Essay documenting the role Ralph E. Truman and Olive L. Truman played in the 1940 U.S. Senatorial campaign in Missouri. Olive describes how Governor Lloyd C. Stark asked for Ralph's support for Stark's senatorial campaign, as Stark had recently appointed Ralph to a General. After Ralph put his support towards the reelection of his cousin Senator Harry S. Truman, Stark attempted to have Ralph's status as General revoked. In response, Ralph, Olive, and Bennett C. Clark resolved to get another Democratic candidate to enter to decrease Stark's chance of nomination.

Memorandum Covering Conference with Max Goldschein and Vincent Russo, Special United States Attorneys on May 15, 1950

Memorandum containing a statement from an unnamed former member of the Kansas City Board of Police Commissioners and his contacts with Charles Binaggio. He describes efforts by "the Binaggio political group" to remove him from the police board, and a meeting with Binaggio arranged by Herman Rosenberg, wherein Binaggio stated that he felt his group was due patronage and favors due to their support of Governor Smith's election.

Maurice M. Milligan for U.S. Senator

Pamphlet is support of Maurice M. Milligan for U.S. Senator of Missouri. Milligan ran in opposition to current Senator Harry S. Truman and lost the primary because the anti-Pendergast vote was split between Milligan and Lloyd C. Stark.

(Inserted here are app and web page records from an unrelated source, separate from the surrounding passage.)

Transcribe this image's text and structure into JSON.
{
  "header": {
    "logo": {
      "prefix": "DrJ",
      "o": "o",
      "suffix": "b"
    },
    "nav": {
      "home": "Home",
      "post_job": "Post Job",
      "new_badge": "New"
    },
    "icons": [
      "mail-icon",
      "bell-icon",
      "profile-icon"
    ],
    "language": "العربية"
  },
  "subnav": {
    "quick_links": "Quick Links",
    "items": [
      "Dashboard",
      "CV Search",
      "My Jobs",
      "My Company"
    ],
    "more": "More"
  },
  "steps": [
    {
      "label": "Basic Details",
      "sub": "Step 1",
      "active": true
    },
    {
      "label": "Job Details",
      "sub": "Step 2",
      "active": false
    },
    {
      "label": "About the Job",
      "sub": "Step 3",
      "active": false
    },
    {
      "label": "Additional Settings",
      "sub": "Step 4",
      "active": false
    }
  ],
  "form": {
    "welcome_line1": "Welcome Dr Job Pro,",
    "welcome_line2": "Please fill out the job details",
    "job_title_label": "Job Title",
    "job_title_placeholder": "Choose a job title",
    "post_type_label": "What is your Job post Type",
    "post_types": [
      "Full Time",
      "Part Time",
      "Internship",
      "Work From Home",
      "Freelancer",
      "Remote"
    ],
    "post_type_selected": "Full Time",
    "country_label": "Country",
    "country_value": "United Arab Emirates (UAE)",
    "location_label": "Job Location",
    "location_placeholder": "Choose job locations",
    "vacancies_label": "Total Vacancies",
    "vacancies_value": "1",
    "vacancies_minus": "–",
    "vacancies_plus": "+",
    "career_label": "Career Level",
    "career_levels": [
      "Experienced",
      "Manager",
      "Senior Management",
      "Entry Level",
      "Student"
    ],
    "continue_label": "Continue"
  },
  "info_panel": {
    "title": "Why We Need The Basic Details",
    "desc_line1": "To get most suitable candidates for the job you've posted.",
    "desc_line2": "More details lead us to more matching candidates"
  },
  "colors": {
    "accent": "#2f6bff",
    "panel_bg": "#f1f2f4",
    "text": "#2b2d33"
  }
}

Maurice M. Milligan

Head and shoulders autographed portrait of Maurice M. Milligan, U.S. attorney who prosecuted Tom Pendergast.

Governor Stark and the Machine

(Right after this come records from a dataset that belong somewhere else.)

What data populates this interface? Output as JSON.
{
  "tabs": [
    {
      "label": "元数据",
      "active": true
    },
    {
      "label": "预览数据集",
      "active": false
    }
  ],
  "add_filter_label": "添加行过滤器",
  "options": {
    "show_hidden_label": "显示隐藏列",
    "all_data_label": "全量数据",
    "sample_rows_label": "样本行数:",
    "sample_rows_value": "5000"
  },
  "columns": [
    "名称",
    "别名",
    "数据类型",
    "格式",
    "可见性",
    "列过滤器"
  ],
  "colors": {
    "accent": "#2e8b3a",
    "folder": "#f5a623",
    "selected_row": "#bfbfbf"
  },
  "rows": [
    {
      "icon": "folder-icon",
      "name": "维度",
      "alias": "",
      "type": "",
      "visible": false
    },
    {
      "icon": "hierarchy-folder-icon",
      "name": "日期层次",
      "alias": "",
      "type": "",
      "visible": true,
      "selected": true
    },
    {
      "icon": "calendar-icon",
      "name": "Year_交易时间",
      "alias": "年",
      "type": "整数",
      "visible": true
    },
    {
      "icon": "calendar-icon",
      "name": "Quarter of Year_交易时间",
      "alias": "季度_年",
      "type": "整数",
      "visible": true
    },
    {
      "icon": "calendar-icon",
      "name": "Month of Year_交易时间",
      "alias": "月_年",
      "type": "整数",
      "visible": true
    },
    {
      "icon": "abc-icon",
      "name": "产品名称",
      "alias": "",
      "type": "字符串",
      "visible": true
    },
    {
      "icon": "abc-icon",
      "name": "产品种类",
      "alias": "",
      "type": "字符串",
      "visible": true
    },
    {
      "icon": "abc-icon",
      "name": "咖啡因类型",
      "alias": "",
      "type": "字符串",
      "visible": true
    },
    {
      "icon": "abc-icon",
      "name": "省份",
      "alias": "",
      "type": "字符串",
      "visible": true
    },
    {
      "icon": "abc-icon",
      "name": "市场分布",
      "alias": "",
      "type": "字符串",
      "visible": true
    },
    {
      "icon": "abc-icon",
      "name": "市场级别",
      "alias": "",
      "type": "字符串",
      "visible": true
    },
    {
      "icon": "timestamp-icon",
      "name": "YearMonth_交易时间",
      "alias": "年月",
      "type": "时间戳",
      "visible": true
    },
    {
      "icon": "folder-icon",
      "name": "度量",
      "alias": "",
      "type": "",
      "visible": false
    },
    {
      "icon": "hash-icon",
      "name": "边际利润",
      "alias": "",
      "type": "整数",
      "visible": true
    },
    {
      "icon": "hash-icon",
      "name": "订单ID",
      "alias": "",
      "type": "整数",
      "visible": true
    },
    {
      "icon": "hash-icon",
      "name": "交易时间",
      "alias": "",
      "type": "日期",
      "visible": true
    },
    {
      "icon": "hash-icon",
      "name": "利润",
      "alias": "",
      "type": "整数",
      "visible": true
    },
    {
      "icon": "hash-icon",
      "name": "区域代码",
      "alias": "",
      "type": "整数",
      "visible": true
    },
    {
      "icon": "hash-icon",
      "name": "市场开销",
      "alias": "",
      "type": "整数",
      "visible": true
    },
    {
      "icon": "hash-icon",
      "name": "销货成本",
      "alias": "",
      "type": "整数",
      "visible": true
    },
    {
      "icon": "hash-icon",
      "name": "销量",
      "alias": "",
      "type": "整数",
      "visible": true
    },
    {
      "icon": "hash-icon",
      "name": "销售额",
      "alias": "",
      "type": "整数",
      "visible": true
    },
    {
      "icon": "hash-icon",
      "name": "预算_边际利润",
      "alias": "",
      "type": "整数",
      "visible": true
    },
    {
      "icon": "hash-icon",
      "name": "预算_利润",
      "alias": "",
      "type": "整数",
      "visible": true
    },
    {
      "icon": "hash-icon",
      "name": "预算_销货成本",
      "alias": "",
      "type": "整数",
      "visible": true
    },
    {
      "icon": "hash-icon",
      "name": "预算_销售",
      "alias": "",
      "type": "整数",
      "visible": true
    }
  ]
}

Statement by a rival of Lloyd Stark in the 1936 Democratic primary for governor. The writer states "when I entered the gubernatorial contest my only hope was that I might help to arouse the people of our State against the infamy of the Pendergast machine," and was concerned about Stark's endorsement by the Pendergast machine. In light of Stark's work to clean up government and elections, however, he states "my attitude for the Governor's courage has become one of unstinted admiration."

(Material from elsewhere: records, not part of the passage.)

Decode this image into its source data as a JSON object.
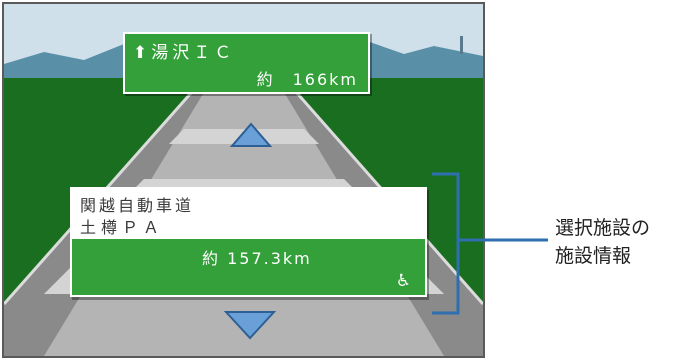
{
  "top_sign": {
    "arrow_icon": "up-arrow",
    "destination": "湯沢ＩＣ",
    "distance": "約　166km"
  },
  "facility": {
    "road": "関越自動車道",
    "name": "土樽ＰＡ",
    "distance": "約 157.3km",
    "amenity_icon": "wheelchair-icon",
    "amenity_glyph": "♿"
  },
  "callout": {
    "line1": "選択施設の",
    "line2": "施設情報"
  },
  "colors": {
    "sign_green": "#33a03a",
    "grass": "#1a6e1f",
    "sky": "#cfe0ea",
    "bracket": "#2f6fb0",
    "arrow": "#6aa0d8"
  }
}
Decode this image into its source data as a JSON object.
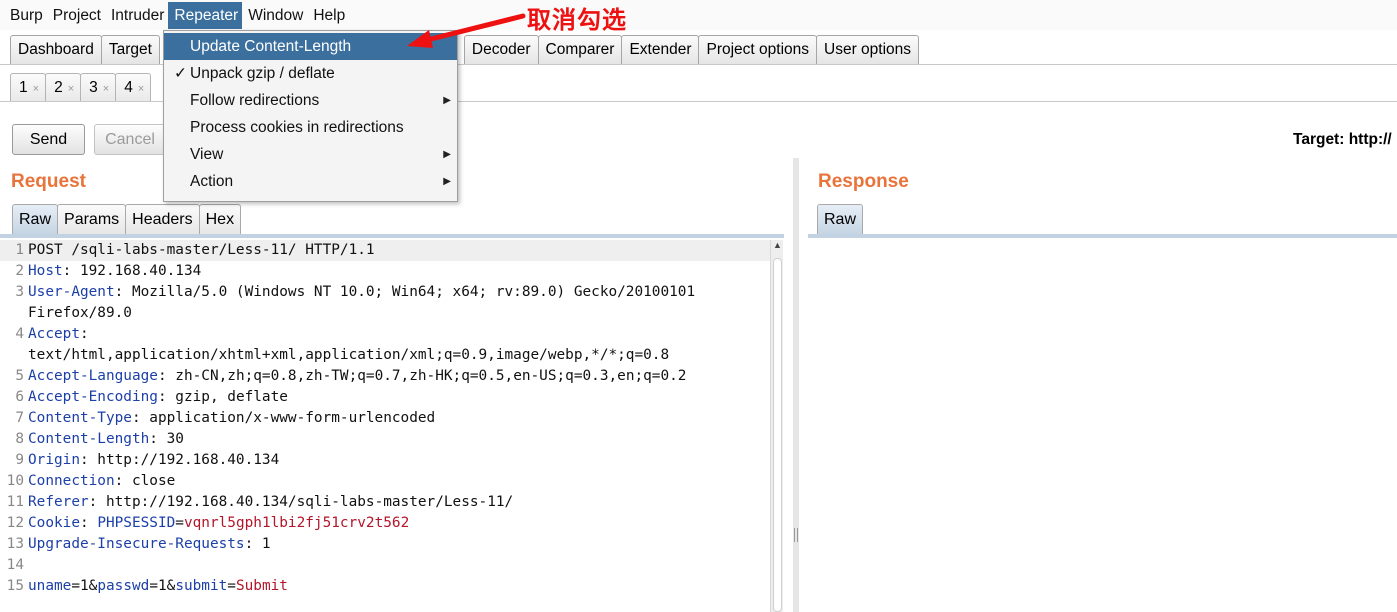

Ghosts in the Heart of America

Pamphlet describing how Pendergast, "King of Kansas City, Emperor of Missouri," and his machine gained power in Kansas City and its role in statewide election fraud.

From William Ledbetter to Lloyd C. Stark

Letter from William M. Ledbetter to Lloyd C. Stark discussing the logistics of the upcoming campaign, including how much time Stark will spend at his home in Louisiana, the upcoming Missouri Press Association meeting and American Royal, and gossip about other potential candidates including William Hirth.

From William Hirth to Lloyd C. Stark

Letter from William Hirth to Governor Lloyd C. Stark discussing the prospect of Colonel Whitten as U.S. District Attorney and the candidacy of Maurice Milligan for Senate. Hirth writes that Whitten "is not only a man of outstanding ability, ... but from the long fight he has made against the machine in Kansas City, I think he is richly entitled to" the office.

From William Hirth to Ewing Young Mitchell, Jr.

Letter from William Hirth, publisher and managing editor of The Missouri Farmer, to Ewing Young Mitchell, Jr. on April 13, 1940, regarding concerns over the New Deal. Hirth also attempts to rally support for Lloyd C. Stark for his efforts in dismantling the Pendergast Machine.

From William Hirth to Ewing Young Mitchell, Jr.

Letter from William Hirth, publisher and managing editor of The Missouri Farmer, to Ewing Young Mitchell, Jr. on February 28, 1937. Hirth discusses Missouri politics ahead of the 1940 U.S. Senate campaign.

From William A. Kitchen to Harry S. Truman, May 17, 1940

Letter from William A. Kitchen to Senator Harry S. Truman in which Kitchen discusses the 1940 election and public reception to Maurice M. Milligan's campaign against Truman. Kitchen then details information he received concerning a Securities and Exchange Commission investigation of Andy Murphy and the Union Electric Company.

From William A. Kitchen to Harry S. Truman, May 14, 1936

Letter from William A. Kitchen to Senator Harry S. Truman in which Kitchen provides supplementary information on investigation by Harvey L. Duncan concerning an alleged theft of an interstate shipment of liquor. Kitchen provides more intel on Duncan, his plans, and on John T. Burkett, a colleague of Duncan's that "is building a fire under him."